- [Problem requirements]: Please give back all the records exactly, but keep the pictures out.

(Data items)
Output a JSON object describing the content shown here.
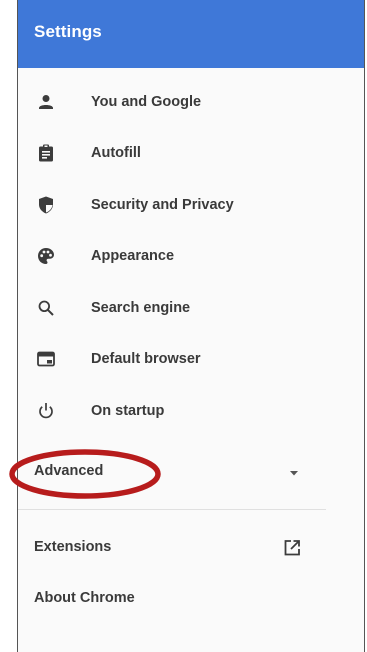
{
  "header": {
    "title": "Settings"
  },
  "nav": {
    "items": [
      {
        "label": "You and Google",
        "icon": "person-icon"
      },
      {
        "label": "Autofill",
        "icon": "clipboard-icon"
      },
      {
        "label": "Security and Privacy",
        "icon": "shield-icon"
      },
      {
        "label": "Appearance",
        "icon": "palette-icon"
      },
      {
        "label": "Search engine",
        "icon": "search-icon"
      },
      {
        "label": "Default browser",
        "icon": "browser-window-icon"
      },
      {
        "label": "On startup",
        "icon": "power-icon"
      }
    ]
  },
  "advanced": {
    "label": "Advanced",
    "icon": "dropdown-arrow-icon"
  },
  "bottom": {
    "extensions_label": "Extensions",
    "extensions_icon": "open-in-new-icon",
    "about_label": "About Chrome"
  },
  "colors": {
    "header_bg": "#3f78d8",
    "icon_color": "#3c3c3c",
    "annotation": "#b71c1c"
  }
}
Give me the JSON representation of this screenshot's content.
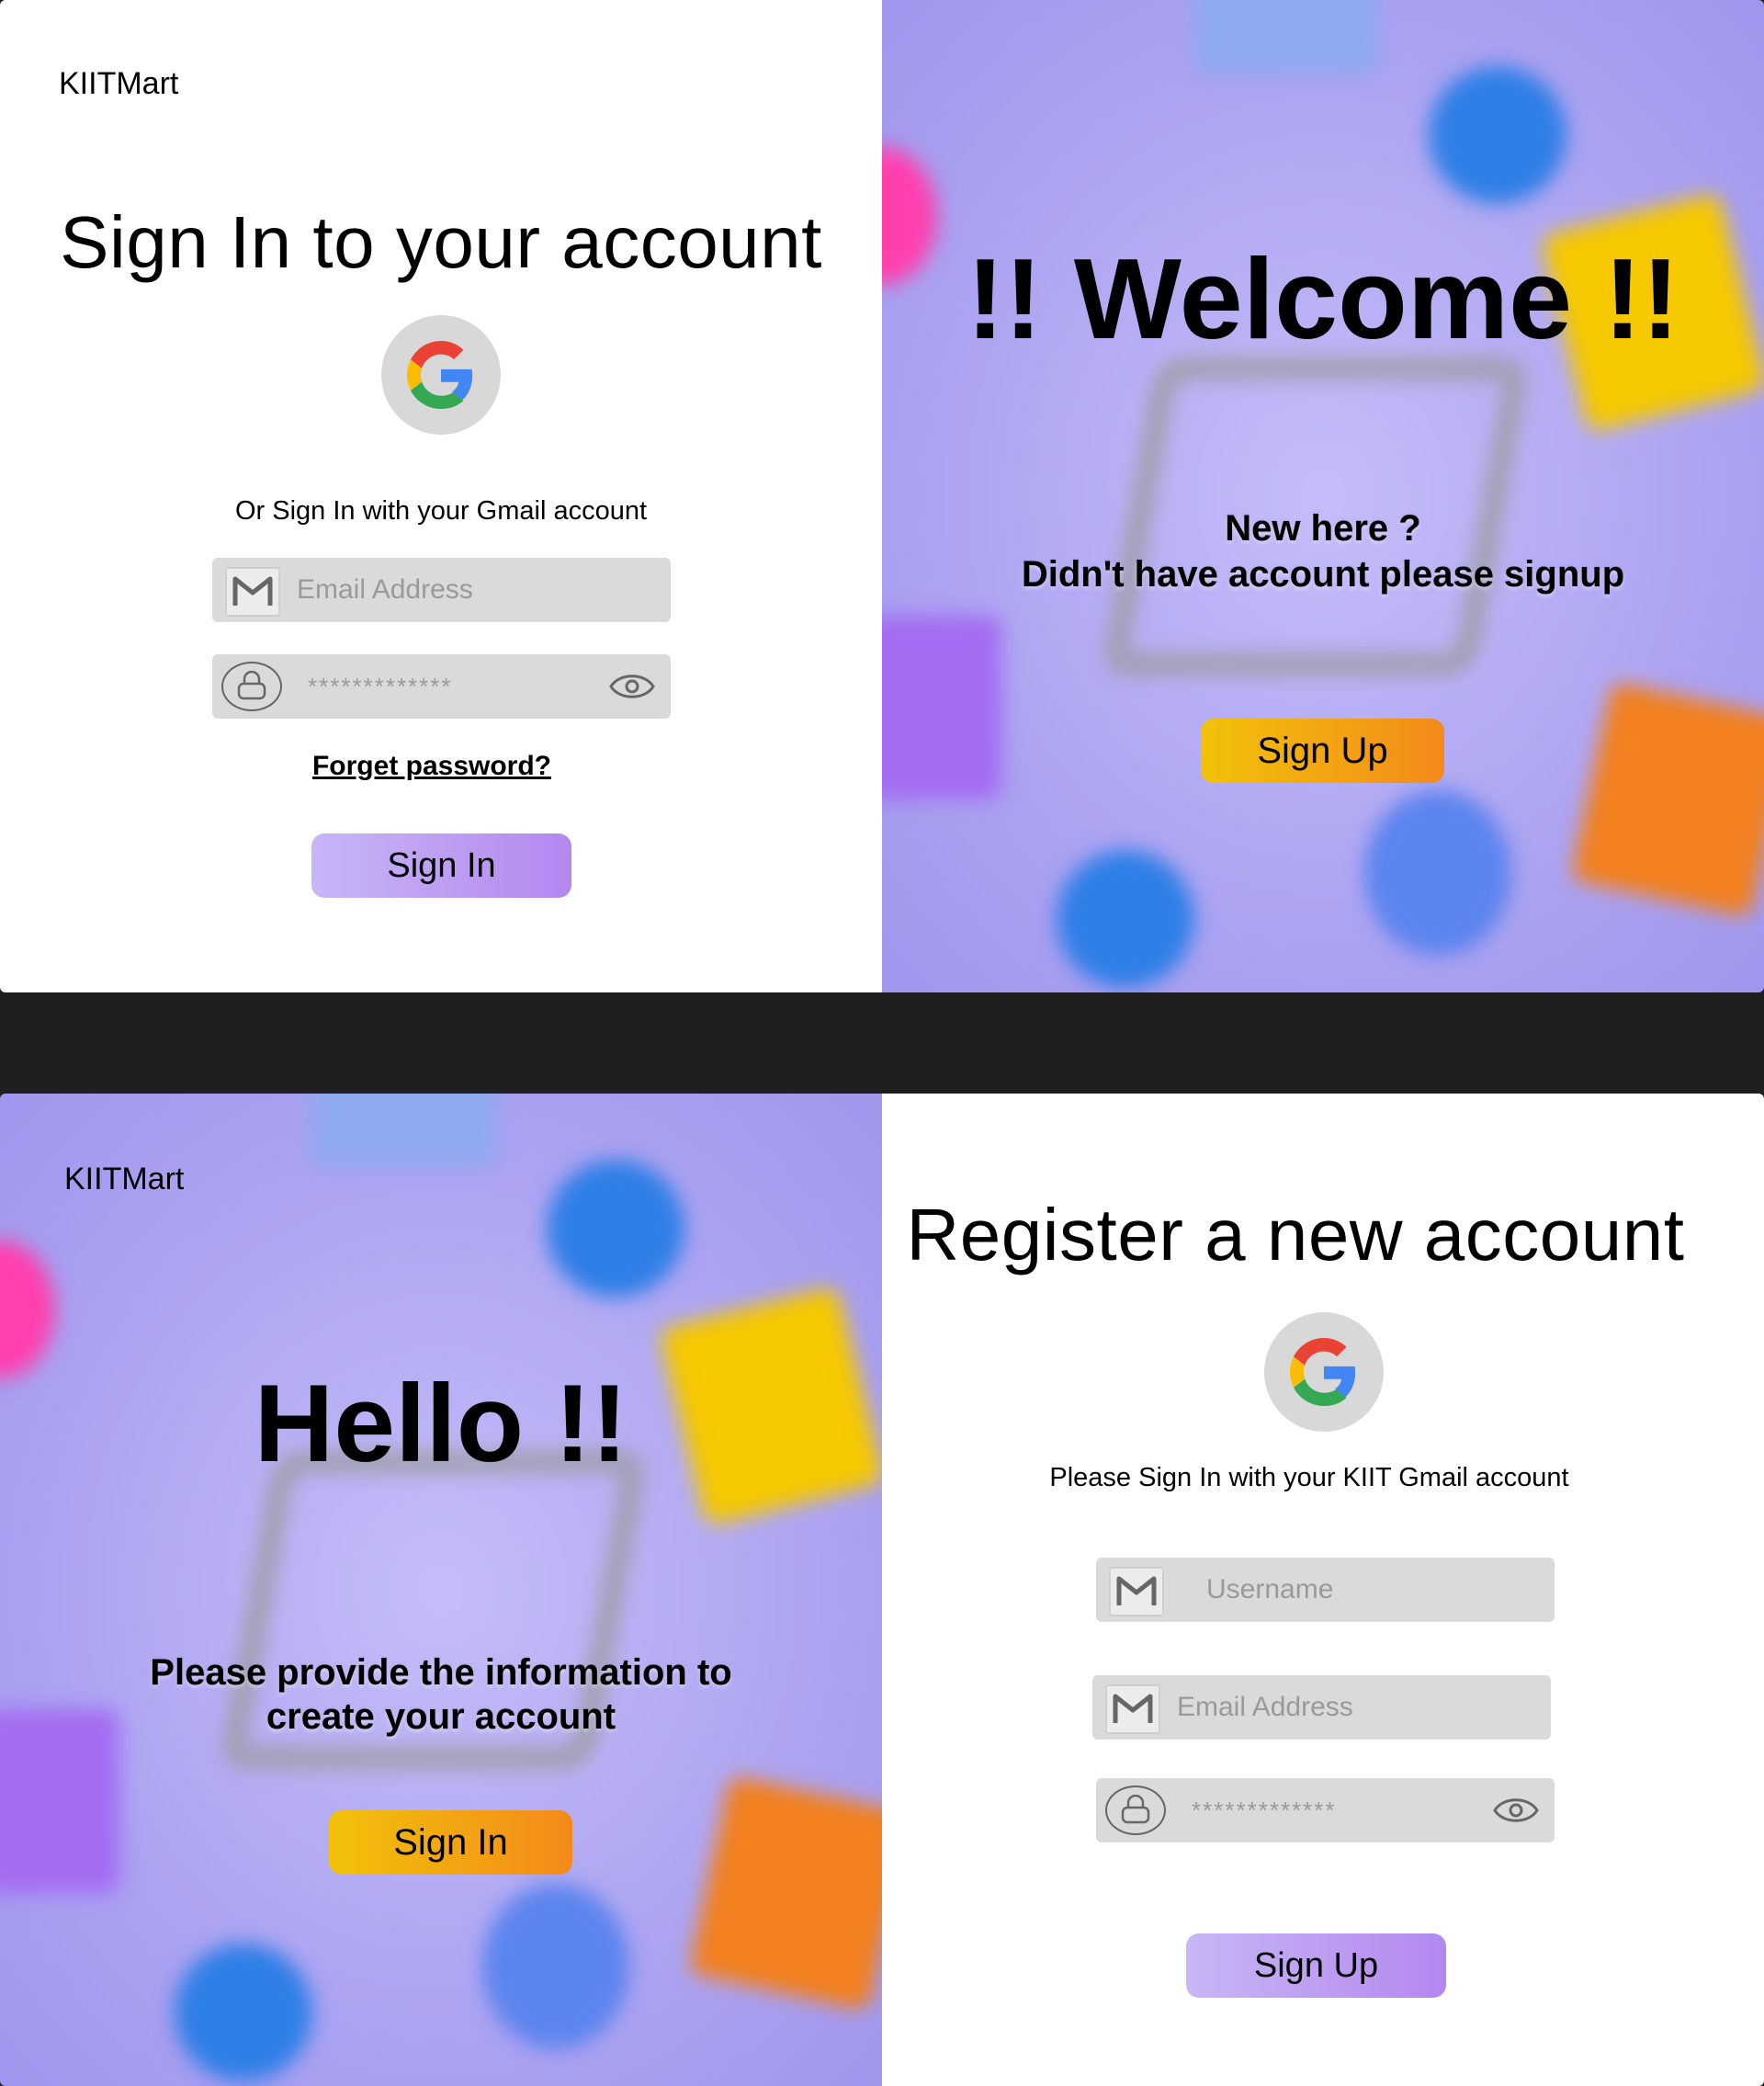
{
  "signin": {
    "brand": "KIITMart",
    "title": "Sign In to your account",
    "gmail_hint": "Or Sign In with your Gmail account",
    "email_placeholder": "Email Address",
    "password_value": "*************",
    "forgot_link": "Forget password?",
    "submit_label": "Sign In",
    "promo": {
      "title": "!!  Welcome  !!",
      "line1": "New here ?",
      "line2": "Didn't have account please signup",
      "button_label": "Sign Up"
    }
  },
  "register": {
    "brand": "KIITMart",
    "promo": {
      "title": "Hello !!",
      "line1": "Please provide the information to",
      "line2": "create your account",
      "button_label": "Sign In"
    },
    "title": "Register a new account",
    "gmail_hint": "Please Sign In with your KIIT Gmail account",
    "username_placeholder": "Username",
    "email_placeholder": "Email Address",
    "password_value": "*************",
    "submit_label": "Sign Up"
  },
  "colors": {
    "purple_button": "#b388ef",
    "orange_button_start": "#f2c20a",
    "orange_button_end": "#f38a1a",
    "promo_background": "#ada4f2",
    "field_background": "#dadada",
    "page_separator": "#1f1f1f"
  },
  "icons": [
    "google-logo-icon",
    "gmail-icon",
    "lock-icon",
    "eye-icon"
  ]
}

- [Written reply]:
Output a JSON object describing the content shown here.
{
  "header": {
    "title": "Settings"
  },
  "nav": {
    "items": [
      {
        "label": "You and Google",
        "icon": "person-icon"
      },
      {
        "label": "Autofill",
        "icon": "clipboard-icon"
      },
      {
        "label": "Security and Privacy",
        "icon": "shield-icon"
      },
      {
        "label": "Appearance",
        "icon": "palette-icon"
      },
      {
        "label": "Search engine",
        "icon": "search-icon"
      },
      {
        "label": "Default browser",
        "icon": "browser-window-icon"
      },
      {
        "label": "On startup",
        "icon": "power-icon"
      }
    ]
  },
  "advanced": {
    "label": "Advanced",
    "icon": "dropdown-arrow-icon"
  },
  "bottom": {
    "extensions_label": "Extensions",
    "extensions_icon": "open-in-new-icon",
    "about_label": "About Chrome"
  },
  "colors": {
    "header_bg": "#3f78d8",
    "icon_color": "#3c3c3c",
    "annotation": "#b71c1c"
  }
}
Give me the JSON representation of this screenshot's content.
{
  "signin": {
    "brand": "KIITMart",
    "title": "Sign In to your account",
    "gmail_hint": "Or Sign In with your Gmail account",
    "email_placeholder": "Email Address",
    "password_value": "*************",
    "forgot_link": "Forget password?",
    "submit_label": "Sign In",
    "promo": {
      "title": "!!  Welcome  !!",
      "line1": "New here ?",
      "line2": "Didn't have account please signup",
      "button_label": "Sign Up"
    }
  },
  "register": {
    "brand": "KIITMart",
    "promo": {
      "title": "Hello !!",
      "line1": "Please provide the information to",
      "line2": "create your account",
      "button_label": "Sign In"
    },
    "title": "Register a new account",
    "gmail_hint": "Please Sign In with your KIIT Gmail account",
    "username_placeholder": "Username",
    "email_placeholder": "Email Address",
    "password_value": "*************",
    "submit_label": "Sign Up"
  },
  "colors": {
    "purple_button": "#b388ef",
    "orange_button_start": "#f2c20a",
    "orange_button_end": "#f38a1a",
    "promo_background": "#ada4f2",
    "field_background": "#dadada",
    "page_separator": "#1f1f1f"
  },
  "icons": [
    "google-logo-icon",
    "gmail-icon",
    "lock-icon",
    "eye-icon"
  ]
}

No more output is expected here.